→ Excerpts from an interface dataset
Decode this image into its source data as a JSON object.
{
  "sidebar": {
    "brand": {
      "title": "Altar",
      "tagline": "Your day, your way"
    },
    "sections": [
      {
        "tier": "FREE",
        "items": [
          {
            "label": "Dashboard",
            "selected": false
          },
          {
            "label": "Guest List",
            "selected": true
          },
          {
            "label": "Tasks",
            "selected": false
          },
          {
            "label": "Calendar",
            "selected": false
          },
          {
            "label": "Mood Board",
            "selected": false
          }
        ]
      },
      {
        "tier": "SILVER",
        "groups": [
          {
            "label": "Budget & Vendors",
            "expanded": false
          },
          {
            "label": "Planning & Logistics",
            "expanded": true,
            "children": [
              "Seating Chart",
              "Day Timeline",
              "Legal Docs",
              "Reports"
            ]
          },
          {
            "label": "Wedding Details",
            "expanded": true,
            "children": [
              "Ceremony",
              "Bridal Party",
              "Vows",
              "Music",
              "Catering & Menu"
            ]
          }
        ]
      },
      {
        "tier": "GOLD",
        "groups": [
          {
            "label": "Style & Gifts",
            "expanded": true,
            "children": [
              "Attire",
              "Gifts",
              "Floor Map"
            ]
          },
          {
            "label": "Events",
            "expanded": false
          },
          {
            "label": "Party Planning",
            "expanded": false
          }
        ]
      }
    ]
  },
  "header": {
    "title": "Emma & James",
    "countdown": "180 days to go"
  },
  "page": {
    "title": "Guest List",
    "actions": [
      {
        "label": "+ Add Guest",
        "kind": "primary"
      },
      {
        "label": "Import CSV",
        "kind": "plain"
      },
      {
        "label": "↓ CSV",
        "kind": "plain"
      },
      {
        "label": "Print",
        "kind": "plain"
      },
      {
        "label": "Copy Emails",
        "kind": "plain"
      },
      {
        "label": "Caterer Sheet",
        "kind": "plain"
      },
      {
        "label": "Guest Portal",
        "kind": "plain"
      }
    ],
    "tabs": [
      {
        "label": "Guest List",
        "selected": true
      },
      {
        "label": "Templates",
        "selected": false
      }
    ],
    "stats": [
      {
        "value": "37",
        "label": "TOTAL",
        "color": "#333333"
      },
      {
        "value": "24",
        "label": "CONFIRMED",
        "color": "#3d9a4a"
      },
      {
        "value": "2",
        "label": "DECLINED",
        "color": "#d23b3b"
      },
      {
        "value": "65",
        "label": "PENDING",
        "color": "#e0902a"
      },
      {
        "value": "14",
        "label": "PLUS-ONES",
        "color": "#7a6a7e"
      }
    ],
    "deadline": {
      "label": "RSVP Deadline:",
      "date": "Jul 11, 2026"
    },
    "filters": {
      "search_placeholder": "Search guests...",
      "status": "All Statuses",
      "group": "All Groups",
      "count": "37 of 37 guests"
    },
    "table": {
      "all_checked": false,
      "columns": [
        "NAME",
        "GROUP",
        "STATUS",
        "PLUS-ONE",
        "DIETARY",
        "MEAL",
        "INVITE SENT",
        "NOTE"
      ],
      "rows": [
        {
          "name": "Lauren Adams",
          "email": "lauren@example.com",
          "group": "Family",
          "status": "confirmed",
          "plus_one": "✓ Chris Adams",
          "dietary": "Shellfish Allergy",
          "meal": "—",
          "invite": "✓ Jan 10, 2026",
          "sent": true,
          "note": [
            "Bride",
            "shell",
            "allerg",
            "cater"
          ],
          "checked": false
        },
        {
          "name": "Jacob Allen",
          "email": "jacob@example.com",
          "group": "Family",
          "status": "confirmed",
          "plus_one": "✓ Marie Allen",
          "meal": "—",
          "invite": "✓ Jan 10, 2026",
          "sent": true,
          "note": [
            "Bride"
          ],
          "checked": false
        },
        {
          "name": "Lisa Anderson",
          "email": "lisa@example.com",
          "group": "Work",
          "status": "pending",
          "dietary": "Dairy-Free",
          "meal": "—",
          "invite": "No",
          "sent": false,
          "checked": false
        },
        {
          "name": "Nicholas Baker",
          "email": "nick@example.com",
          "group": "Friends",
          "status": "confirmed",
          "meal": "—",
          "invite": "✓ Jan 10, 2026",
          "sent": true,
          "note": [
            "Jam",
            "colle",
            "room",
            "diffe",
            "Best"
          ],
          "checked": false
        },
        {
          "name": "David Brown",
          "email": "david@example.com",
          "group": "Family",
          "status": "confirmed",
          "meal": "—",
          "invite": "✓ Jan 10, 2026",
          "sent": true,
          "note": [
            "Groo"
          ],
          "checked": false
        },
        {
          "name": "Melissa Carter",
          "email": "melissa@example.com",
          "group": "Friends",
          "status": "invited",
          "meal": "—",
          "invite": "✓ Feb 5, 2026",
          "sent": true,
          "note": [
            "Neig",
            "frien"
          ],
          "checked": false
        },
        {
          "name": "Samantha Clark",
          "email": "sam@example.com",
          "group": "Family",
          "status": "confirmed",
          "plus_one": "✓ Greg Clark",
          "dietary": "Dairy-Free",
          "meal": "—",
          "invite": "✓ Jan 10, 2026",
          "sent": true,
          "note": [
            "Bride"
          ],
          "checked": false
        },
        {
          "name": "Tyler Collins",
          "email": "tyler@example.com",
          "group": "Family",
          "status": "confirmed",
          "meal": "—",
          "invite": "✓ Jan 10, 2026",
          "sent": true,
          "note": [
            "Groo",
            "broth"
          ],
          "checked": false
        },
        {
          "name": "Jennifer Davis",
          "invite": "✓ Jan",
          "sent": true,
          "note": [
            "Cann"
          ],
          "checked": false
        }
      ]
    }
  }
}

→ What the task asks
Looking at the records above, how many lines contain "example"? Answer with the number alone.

→ Output
8